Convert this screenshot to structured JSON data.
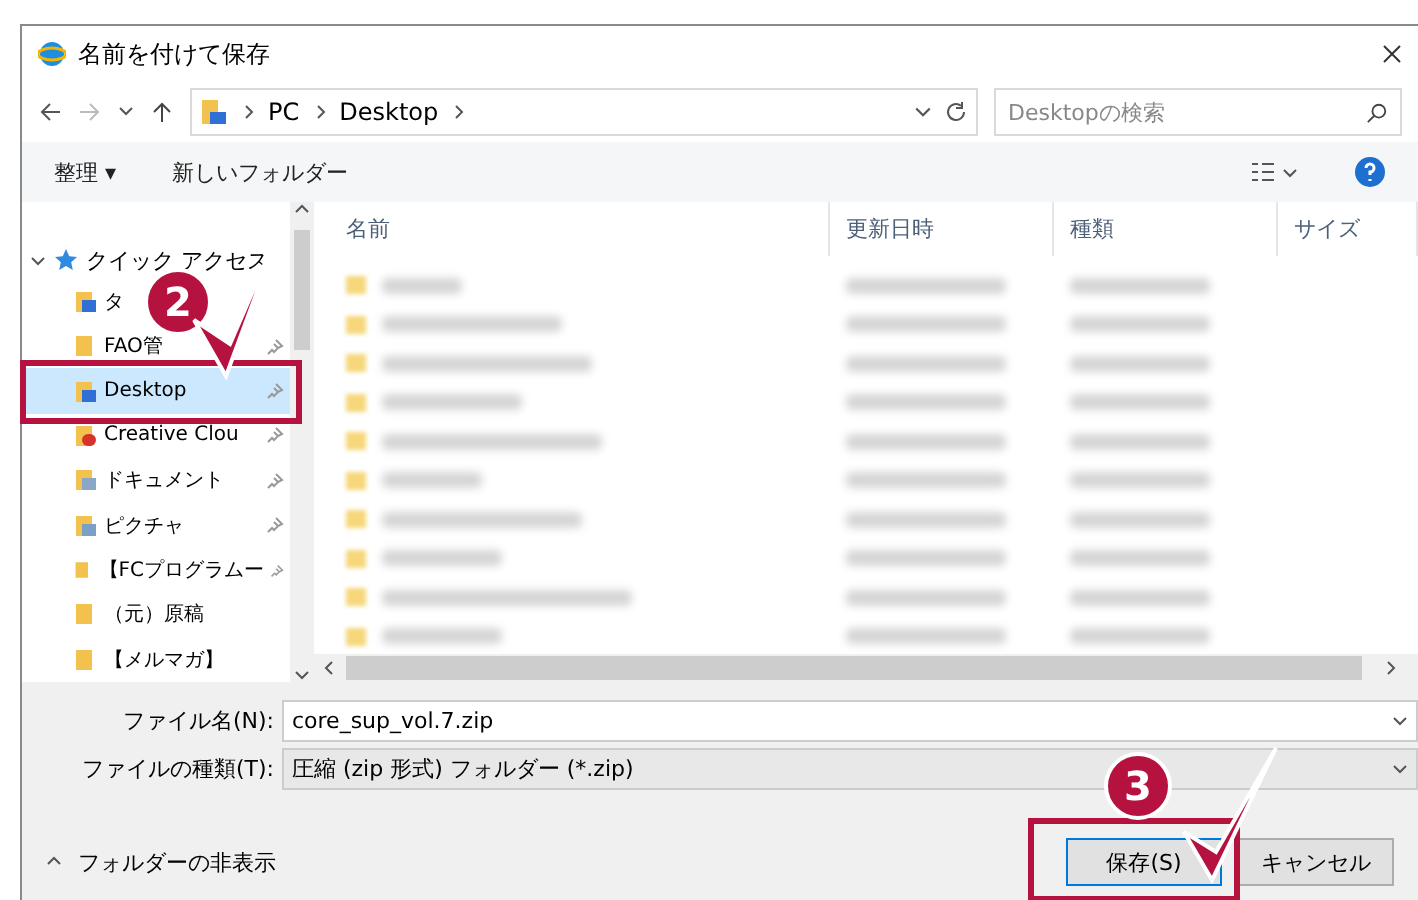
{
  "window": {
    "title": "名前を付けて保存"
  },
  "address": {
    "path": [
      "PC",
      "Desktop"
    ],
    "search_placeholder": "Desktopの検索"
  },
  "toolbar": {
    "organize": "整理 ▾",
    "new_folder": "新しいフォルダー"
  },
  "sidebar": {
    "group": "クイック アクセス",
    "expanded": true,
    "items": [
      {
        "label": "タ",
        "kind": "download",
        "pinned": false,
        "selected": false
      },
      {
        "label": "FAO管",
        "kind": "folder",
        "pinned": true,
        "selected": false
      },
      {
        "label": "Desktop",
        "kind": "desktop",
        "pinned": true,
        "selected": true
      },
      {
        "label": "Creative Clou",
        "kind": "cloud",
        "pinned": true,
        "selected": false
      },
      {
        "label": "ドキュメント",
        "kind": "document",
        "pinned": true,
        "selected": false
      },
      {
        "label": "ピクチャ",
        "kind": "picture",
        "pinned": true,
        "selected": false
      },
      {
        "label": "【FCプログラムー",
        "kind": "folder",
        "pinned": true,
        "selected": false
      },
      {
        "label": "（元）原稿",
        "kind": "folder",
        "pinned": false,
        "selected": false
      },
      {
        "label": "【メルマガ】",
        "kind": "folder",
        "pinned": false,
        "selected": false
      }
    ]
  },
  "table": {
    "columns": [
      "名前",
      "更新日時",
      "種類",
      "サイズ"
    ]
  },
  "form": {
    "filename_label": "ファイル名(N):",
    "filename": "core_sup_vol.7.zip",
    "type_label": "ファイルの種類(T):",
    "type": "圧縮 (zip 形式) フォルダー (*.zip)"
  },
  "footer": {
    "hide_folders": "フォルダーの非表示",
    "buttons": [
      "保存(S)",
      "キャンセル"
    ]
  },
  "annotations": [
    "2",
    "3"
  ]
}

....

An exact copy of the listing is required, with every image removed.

Convert this screenshot to structured JSON data.
{
  "window": {
    "title": "名前を付けて保存"
  },
  "address": {
    "path": [
      "PC",
      "Desktop"
    ],
    "search_placeholder": "Desktopの検索"
  },
  "toolbar": {
    "organize": "整理 ▾",
    "new_folder": "新しいフォルダー"
  },
  "sidebar": {
    "group": "クイック アクセス",
    "expanded": true,
    "items": [
      {
        "label": "タ",
        "kind": "download",
        "pinned": false,
        "selected": false
      },
      {
        "label": "FAO管",
        "kind": "folder",
        "pinned": true,
        "selected": false
      },
      {
        "label": "Desktop",
        "kind": "desktop",
        "pinned": true,
        "selected": true
      },
      {
        "label": "Creative Clou",
        "kind": "cloud",
        "pinned": true,
        "selected": false
      },
      {
        "label": "ドキュメント",
        "kind": "document",
        "pinned": true,
        "selected": false
      },
      {
        "label": "ピクチャ",
        "kind": "picture",
        "pinned": true,
        "selected": false
      },
      {
        "label": "【FCプログラムー",
        "kind": "folder",
        "pinned": true,
        "selected": false
      },
      {
        "label": "（元）原稿",
        "kind": "folder",
        "pinned": false,
        "selected": false
      },
      {
        "label": "【メルマガ】",
        "kind": "folder",
        "pinned": false,
        "selected": false
      }
    ]
  },
  "table": {
    "columns": [
      "名前",
      "更新日時",
      "種類",
      "サイズ"
    ]
  },
  "form": {
    "filename_label": "ファイル名(N):",
    "filename": "core_sup_vol.7.zip",
    "type_label": "ファイルの種類(T):",
    "type": "圧縮 (zip 形式) フォルダー (*.zip)"
  },
  "footer": {
    "hide_folders": "フォルダーの非表示",
    "buttons": [
      "保存(S)",
      "キャンセル"
    ]
  },
  "annotations": [
    "2",
    "3"
  ]
}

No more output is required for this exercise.